‘Too important to get wrong’: Government pushes for Indigenous constitutional recognition
11 July 2019 at 3:21 pm
The Morrison government’s plan for Indigenous recognition in the constitution has won community sector support, but conservative forces within the Coalition are threatening to derail the proposal.
During a NAIDOC Week speech at the National Press Club, Indigenous Australians Minister Ken Wyatt pledged to build support for constitutional recognition with hopes of holding a referendum on the issue during this term of Parliament.
Wyatt said he had already started engaging and seeking the counsel of Indigenous leaders, but noted the need to design the right model which the majority of Australians would support.
“The Morrison government is committed to recognising Indigenous Australians in the constitution, and working to achieve this through a process of true co-design,” Wyatt said.
“Constitutional recognition is too important to get wrong, and too important to rush. The successful 1967 referendum was the result of tireless advocacy and an extraordinary nationwide momentum for change.

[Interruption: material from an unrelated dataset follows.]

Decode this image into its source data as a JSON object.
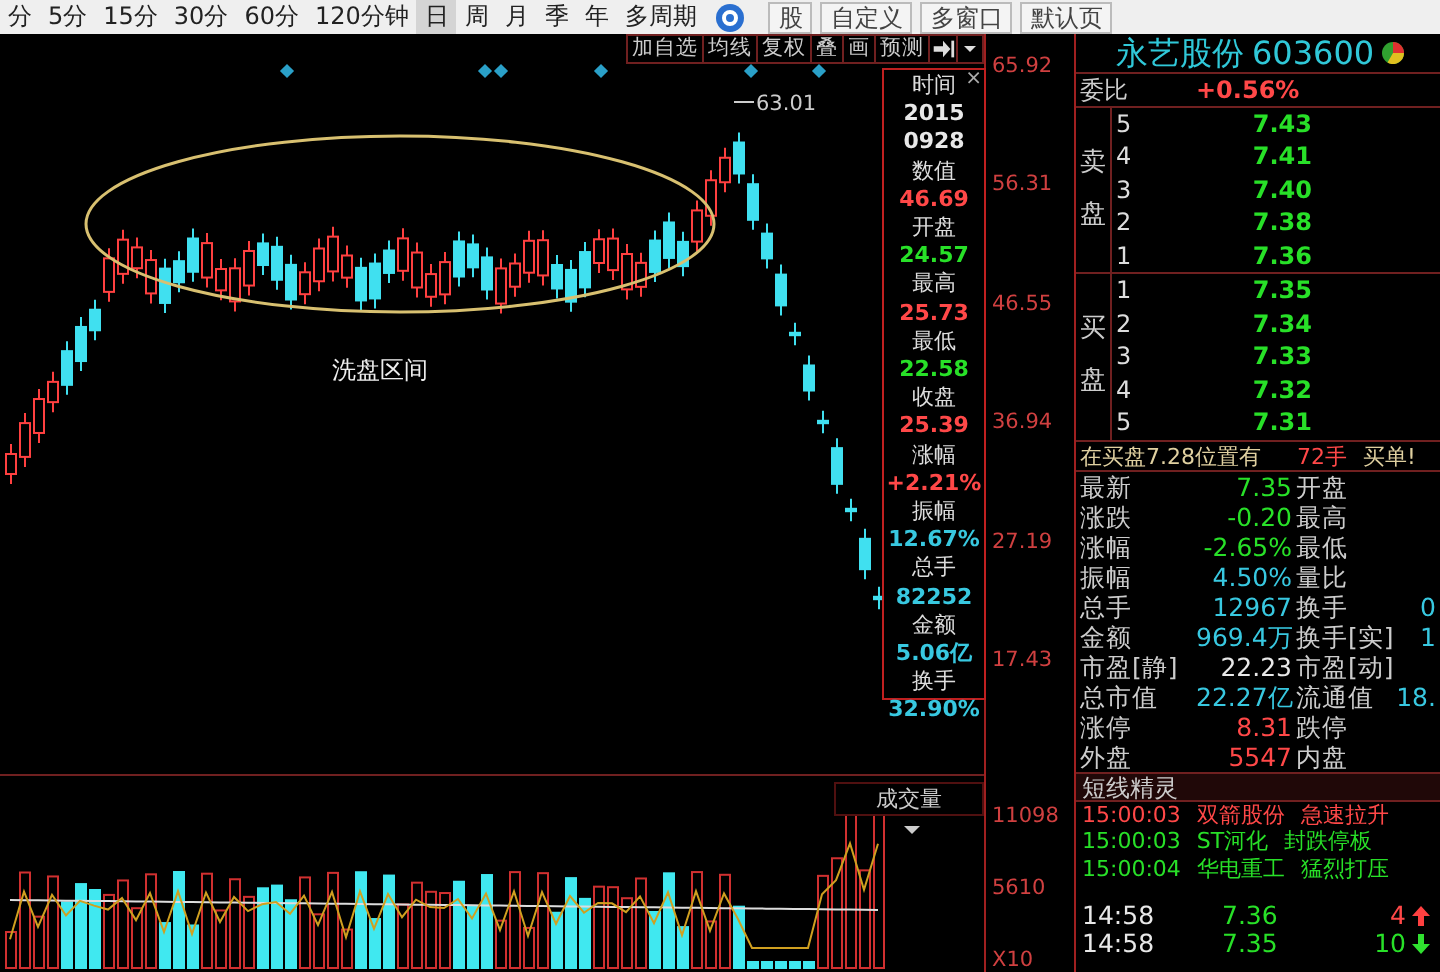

“If we want to see that kind of national consensus again, we need to be thorough and take the time to get it right.”
This push has been welcomed by Indigenous leaders, although Wyatt’s speech did not explicitly commit to creating a First Nations voice to Parliament – a key recommendation from the Uluru Statement from the Heart.
We are committed to developing a consensus option for Constitutional Recognition for Indigenous Australians through a process of true co-design. Constitutional Recognition is too important to get wrong, and too important to rush. @PressClubAust pic.twitter.com/MKeBXo6rfP

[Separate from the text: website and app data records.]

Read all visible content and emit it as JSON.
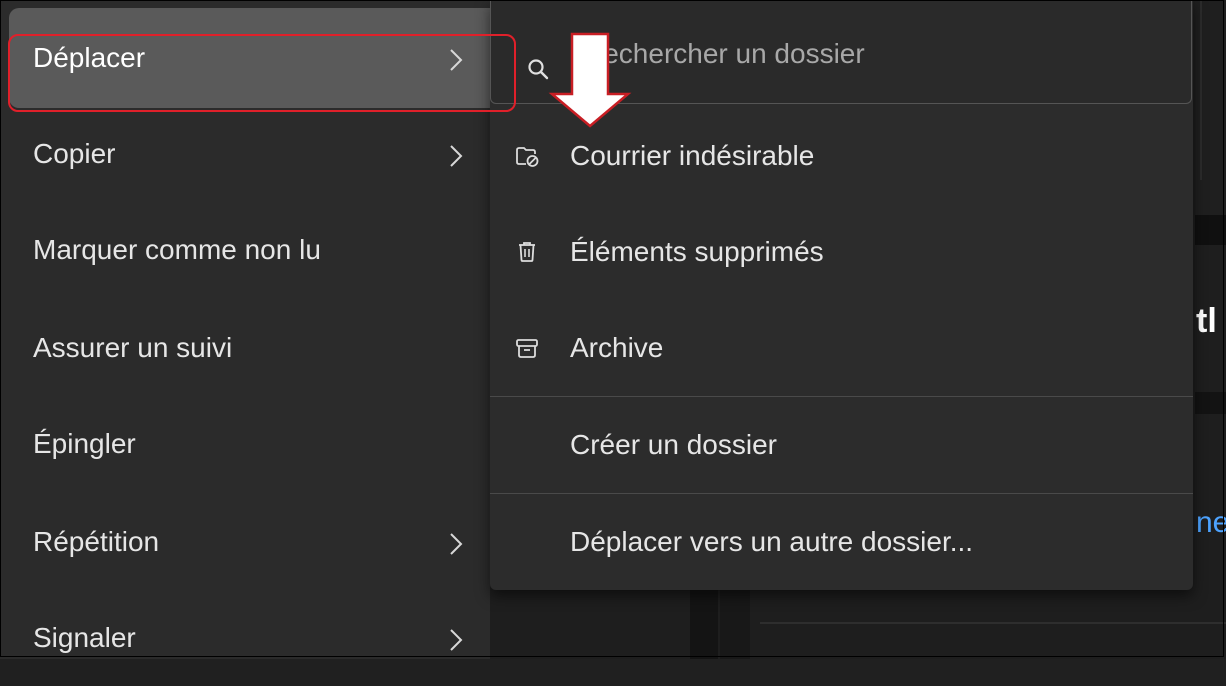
{
  "context_menu": {
    "items": [
      {
        "label": "Déplacer",
        "has_submenu": true,
        "active": true
      },
      {
        "label": "Copier",
        "has_submenu": true
      },
      {
        "label": "Marquer comme non lu",
        "has_submenu": false
      },
      {
        "label": "Assurer un suivi",
        "has_submenu": false
      },
      {
        "label": "Épingler",
        "has_submenu": false
      },
      {
        "label": "Répétition",
        "has_submenu": true
      },
      {
        "label": "Signaler",
        "has_submenu": true
      }
    ]
  },
  "move_submenu": {
    "search": {
      "placeholder": "Rechercher un dossier",
      "icon": "search-icon"
    },
    "folders": [
      {
        "label": "Courrier indésirable",
        "icon": "junk-folder-icon"
      },
      {
        "label": "Éléments supprimés",
        "icon": "trash-icon"
      },
      {
        "label": "Archive",
        "icon": "archive-icon"
      }
    ],
    "actions": {
      "create_folder": "Créer un dossier",
      "move_to_other": "Déplacer vers un autre dossier..."
    }
  },
  "background": {
    "heading_fragment": "tl",
    "link_fragment": "ne"
  },
  "colors": {
    "menu_bg": "#2b2b2b",
    "active_item_bg": "#5a5a5a",
    "highlight_box": "#e0202a",
    "link": "#4da3ff"
  }
}
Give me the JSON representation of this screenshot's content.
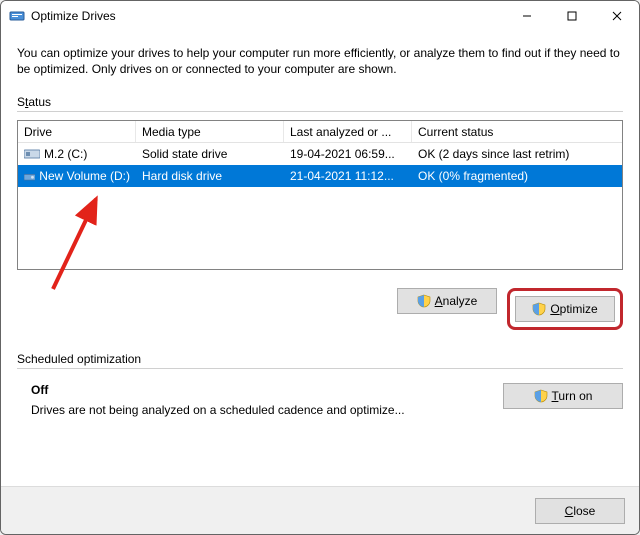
{
  "window": {
    "title": "Optimize Drives"
  },
  "description": "You can optimize your drives to help your computer run more efficiently, or analyze them to find out if they need to be optimized. Only drives on or connected to your computer are shown.",
  "status_label_pre": "S",
  "status_label_ul": "t",
  "status_label_post": "atus",
  "columns": {
    "drive": "Drive",
    "media": "Media type",
    "last": "Last analyzed or ...",
    "status": "Current status"
  },
  "rows": [
    {
      "drive": "M.2 (C:)",
      "media": "Solid state drive",
      "last": "19-04-2021 06:59...",
      "status": "OK (2 days since last retrim)",
      "selected": false
    },
    {
      "drive": "New Volume (D:)",
      "media": "Hard disk drive",
      "last": "21-04-2021 11:12...",
      "status": "OK (0% fragmented)",
      "selected": true
    }
  ],
  "buttons": {
    "analyze_ul": "A",
    "analyze_post": "nalyze",
    "optimize_ul": "O",
    "optimize_post": "ptimize",
    "turnon_ul": "T",
    "turnon_post": "urn on",
    "close_ul": "C",
    "close_post": "lose"
  },
  "sched": {
    "label": "Scheduled optimization",
    "off": "Off",
    "desc": "Drives are not being analyzed on a scheduled cadence and optimize..."
  }
}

— Ken Wyatt MP (@KenWyattMP) July 10, 2019
Wyatt however did indicate a First Nations Voice might be legislated, rather than enshrined in the constitution as the statement called for.
This has drawn the ire of conservative forces within the Coalition, who believe a First Nations voice would create a “third chamber” of Parliament.

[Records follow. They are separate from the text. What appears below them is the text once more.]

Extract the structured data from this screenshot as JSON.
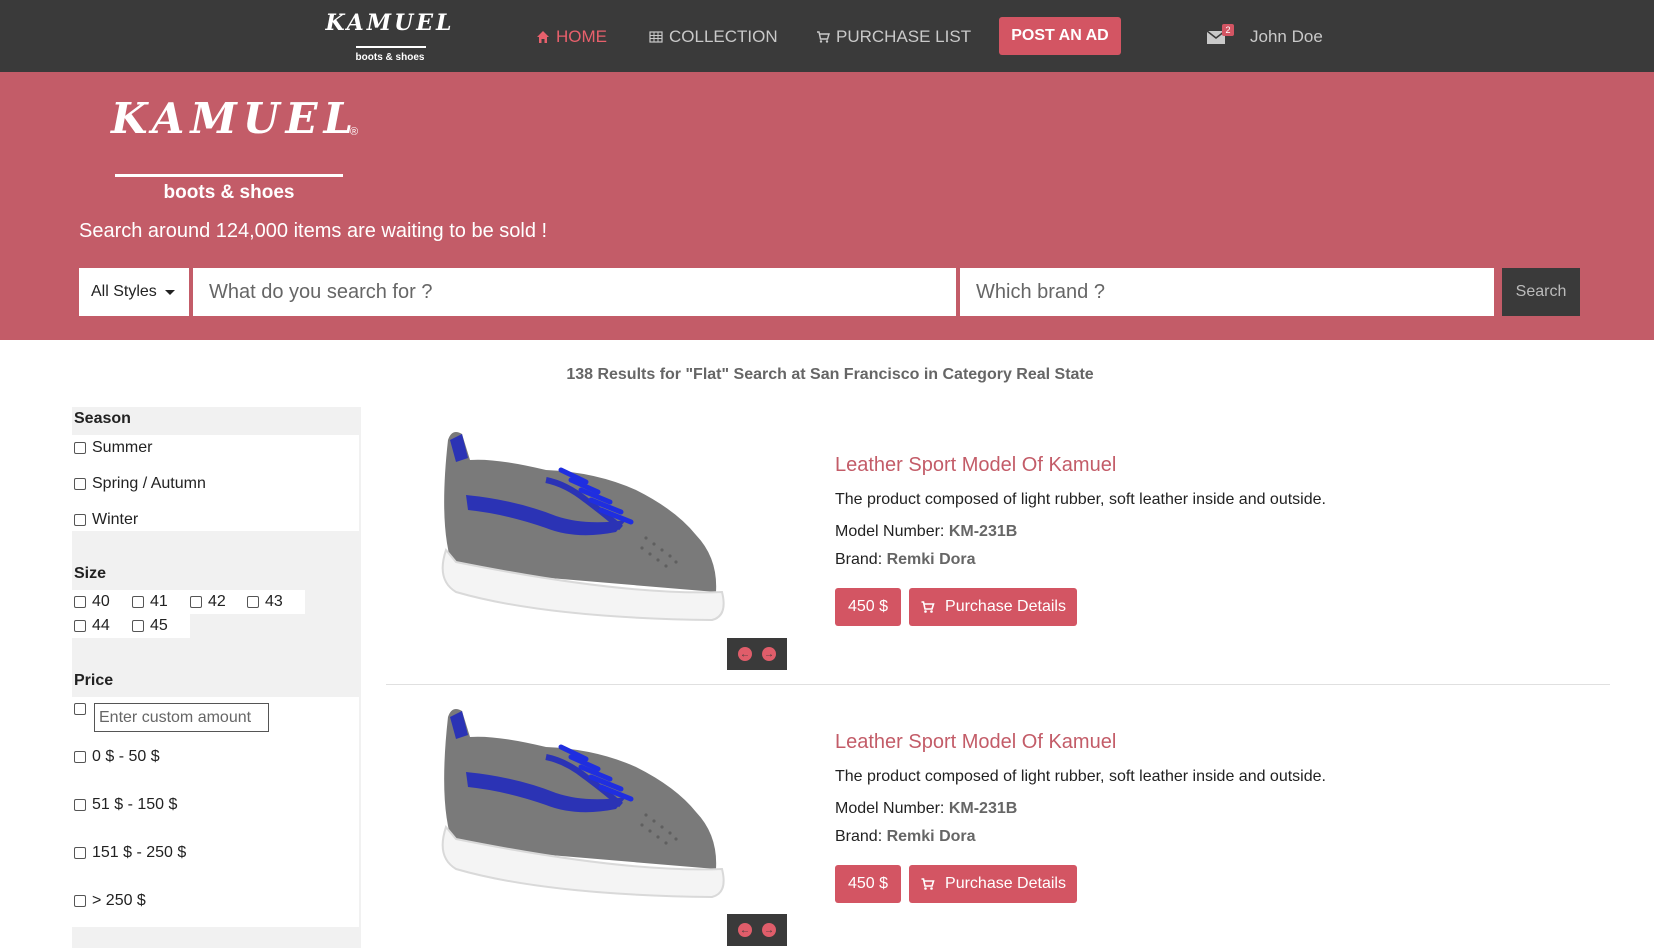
{
  "brand": {
    "name": "KAMUEL",
    "tagline": "boots & shoes",
    "reg": "®"
  },
  "nav": {
    "home": "HOME",
    "collection": "COLLECTION",
    "purchase_list": "PURCHASE LIST",
    "post_ad": "POST AN AD",
    "mail_count": "2",
    "user": "John Doe"
  },
  "hero": {
    "tagline": "Search around 124,000 items are waiting to be sold !",
    "style_select": "All Styles",
    "search_placeholder": "What do you search for ?",
    "brand_placeholder": "Which brand ?",
    "search_button": "Search"
  },
  "results_summary": "138 Results for \"Flat\" Search at San Francisco in Category Real State",
  "filters": {
    "season": {
      "title": "Season",
      "options": [
        "Summer",
        "Spring / Autumn",
        "Winter"
      ]
    },
    "size": {
      "title": "Size",
      "options": [
        "40",
        "41",
        "42",
        "43",
        "44",
        "45"
      ]
    },
    "price": {
      "title": "Price",
      "custom_placeholder": "Enter custom amount",
      "options": [
        "0 $ - 50 $",
        "51 $ - 150 $",
        "151 $ - 250 $",
        "> 250 $"
      ]
    }
  },
  "products": [
    {
      "title": "Leather Sport Model Of Kamuel",
      "description": "The product composed of light rubber, soft leather inside and outside.",
      "model_label": "Model Number:",
      "model": "KM-231B",
      "brand_label": "Brand:",
      "brand": "Remki Dora",
      "price": "450 $",
      "details": "Purchase Details"
    },
    {
      "title": "Leather Sport Model Of Kamuel",
      "description": "The product composed of light rubber, soft leather inside and outside.",
      "model_label": "Model Number:",
      "model": "KM-231B",
      "brand_label": "Brand:",
      "brand": "Remki Dora",
      "price": "450 $",
      "details": "Purchase Details"
    }
  ],
  "colors": {
    "accent": "#c35c68",
    "button": "#d35563",
    "nav_bg": "#3a3a3a",
    "shoe_upper": "#7a7a7a",
    "shoe_stripe": "#2b33b5",
    "shoe_sole": "#f4f4f4"
  }
}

Conservative Liberal MP Craig Kelly told Guardian Australia the government should focus on practical matters, such as closing the gap between Indigenous and non-Indigenous people, instead of on creating “a separate body with people voting for people based on race”.
Liberal senator James Paterson was similarly concerned, telling The Age: “Any change that threatens our successful parliamentary system… would be a backward step.”
The call for a First Nations voice was originally rejected by the Coalition in 2017, with then-prime minister Malcolm Turnbull labelling an Indigenous-only body “contrary to principles of equality and of citizenship” and neither “desirable or capable of winning [public] acceptance”.
But community groups have thrown their support behind this latest push.
The National Aboriginal Community Controlled Health Organisation (NACCHO) said it welcomed Minister Wyatt’s call for all Australians to join him on the journey to constitutional recognition.
CEO Patricia Turner again pledged NACCHO’s support for the creation of a voice for Indigenous Australians to influence the Australian Parliament.
“NACCHO stands ready to do our part in achieving the best possible outcomes for Aboriginal and Torres Strait Islander peoples throughout Australia, and we will continue to take a leadership role in the Coalition of Peaks Partnership with the Council of Australian Governments (COAG) on Closing the Gap,” Turner said.
Oxfam Australia CEO Dr Helen Szoke said she welcomed the minister’s leadership in committing to developing a consensus position for a referendum.
She said many of Australia’s First Peoples wanted the government to develop an ambitious proposal rather than a minimalist one that only addresses recognition.
“The consensus option should respect and reflect the historic Uluru Statement from the Heart and its call for a voice to the national Parliament, with a process of agreement,” Szoke said.
“Oxfam Australia believes the federal government has a vital role to play in supporting and encouraging treaty processes to emerge and come to fulfilment. These agreements should not be left only to the states and territories.”
Meanwhile, Labor has fully backed the Uluru Statement and called for a First Nations voice to be entrenched in the constitution.
Both the government and the opposition are aware of the difficulties involved in achieving constitutional change, with only eight of 44 referendums held since federation succeeding.